*** Records provided
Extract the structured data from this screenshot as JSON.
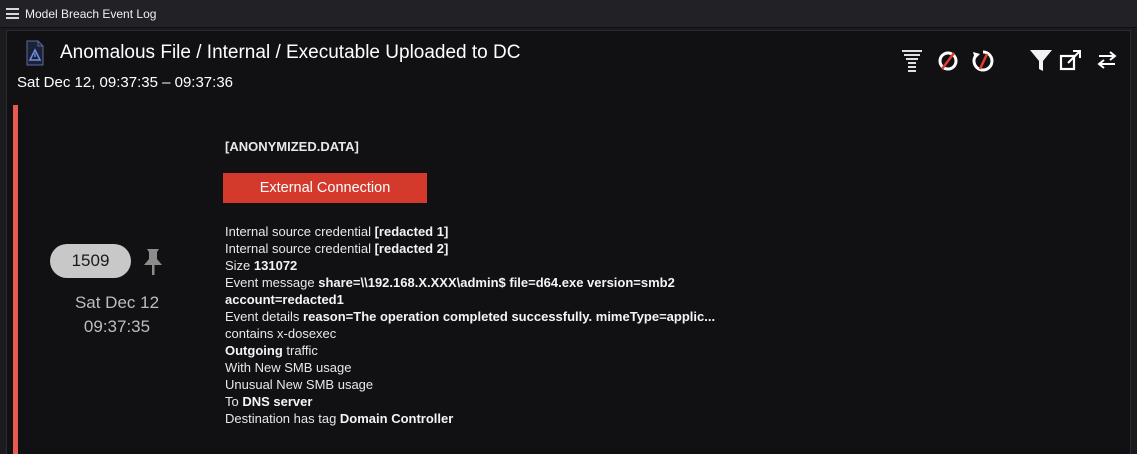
{
  "window": {
    "title": "Model Breach Event Log"
  },
  "event": {
    "title": "Anomalous File / Internal / Executable Uploaded to DC",
    "time_range": "Sat Dec 12, 09:37:35 – 09:37:36"
  },
  "toolbar": {
    "icons": [
      "stacked-filter-icon",
      "block-event-icon",
      "block-refresh-icon",
      "filter-icon",
      "popout-icon",
      "swap-icon"
    ]
  },
  "severity_color": "#e85a4f",
  "accent_color": "#d43a2c",
  "breach": {
    "count": "1509",
    "date": "Sat Dec 12",
    "time": "09:37:35"
  },
  "content": {
    "anonymized": "[ANONYMIZED.DATA]",
    "action_label": "External Connection",
    "lines": [
      {
        "text": "Internal source credential ",
        "bold": "[redacted 1]"
      },
      {
        "text": "Internal source credential ",
        "bold": "[redacted 2]"
      },
      {
        "text": "Size ",
        "bold": "131072"
      },
      {
        "text": "Event message ",
        "bold": "share=\\\\192.168.X.XXX\\admin$ file=d64.exe version=smb2"
      },
      {
        "text": "",
        "bold": "account=redacted1"
      },
      {
        "text": "Event details ",
        "bold": "reason=The operation completed successfully. mimeType=applic..."
      },
      {
        "text": "contains x-dosexec",
        "bold": ""
      },
      {
        "bold": "Outgoing",
        "text": " traffic",
        "bold_first": true
      },
      {
        "text": "With New SMB usage",
        "bold": ""
      },
      {
        "text": "Unusual New SMB usage",
        "bold": ""
      },
      {
        "text": "To ",
        "bold": "DNS server"
      },
      {
        "text": "Destination has tag ",
        "bold": "Domain Controller"
      }
    ]
  }
}
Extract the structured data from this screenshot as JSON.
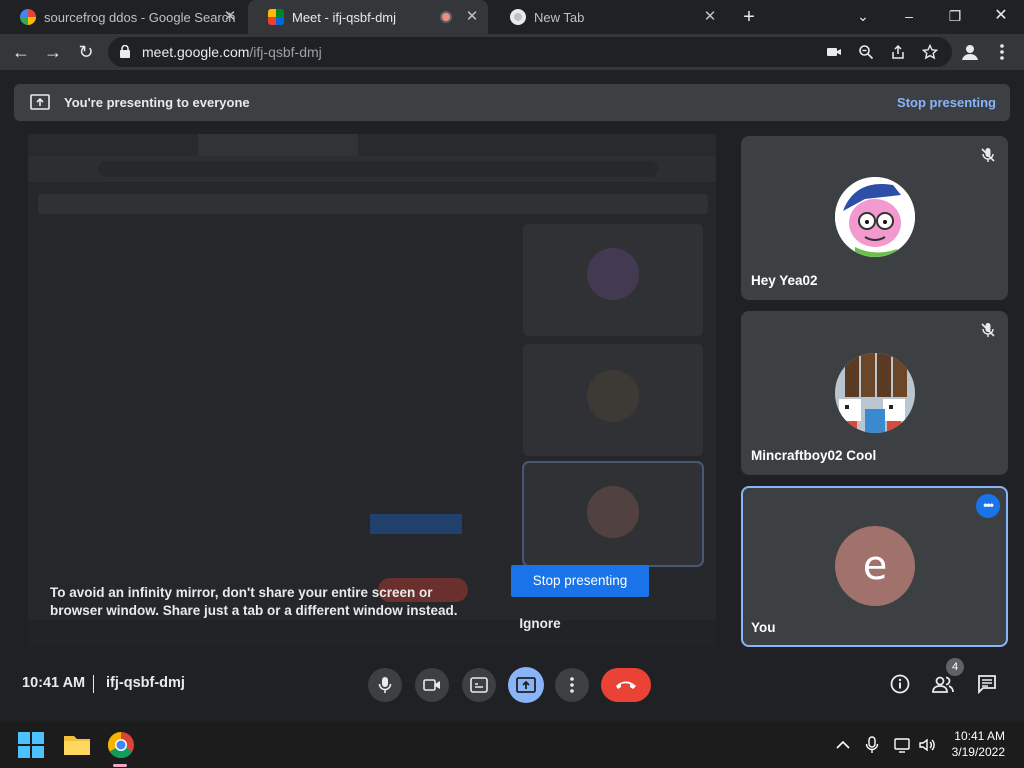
{
  "browser": {
    "tabs": [
      {
        "label": "sourcefrog ddos - Google Search",
        "icon": "google-icon",
        "active": false
      },
      {
        "label": "Meet - ifj-qsbf-dmj",
        "icon": "meet-icon",
        "active": true,
        "recording": true
      },
      {
        "label": "New Tab",
        "icon": "chrome-icon",
        "active": false
      }
    ],
    "new_tab_label": "+",
    "url_host": "meet.google.com",
    "url_path": "/ifj-qsbf-dmj"
  },
  "banner": {
    "text": "You're presenting to everyone",
    "stop_label": "Stop presenting"
  },
  "mirror_warning": {
    "text": "To avoid an infinity mirror, don't share your entire screen or browser window. Share just a tab or a different window instead.",
    "stop_label": "Stop presenting",
    "ignore_label": "Ignore"
  },
  "participants": [
    {
      "name": "Hey Yea02",
      "muted": true,
      "avatar": "cartoon-avatar"
    },
    {
      "name": "Mincraftboy02 Cool",
      "muted": true,
      "avatar": "minecraft-avatar"
    },
    {
      "name": "You",
      "letter": "e",
      "avatar_color": "#a1726b",
      "selected": true,
      "menu_label": "•••"
    }
  ],
  "meeting": {
    "time": "10:41 AM",
    "code": "ifj-qsbf-dmj",
    "people_count": "4"
  },
  "taskbar": {
    "time": "10:41 AM",
    "date": "3/19/2022"
  },
  "colors": {
    "accent": "#1a73e8",
    "link": "#8ab4f8",
    "leave": "#ea4335",
    "background": "#202124"
  }
}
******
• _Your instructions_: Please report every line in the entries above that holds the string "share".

• _Written answer_:
        "bold": "share=\\\\192.168.X.XXX\\admin$ file=d64.exe version=smb2"
    "text": "To avoid an infinity mirror, don't share your entire screen or browser window. Share just a tab or a different window instead.",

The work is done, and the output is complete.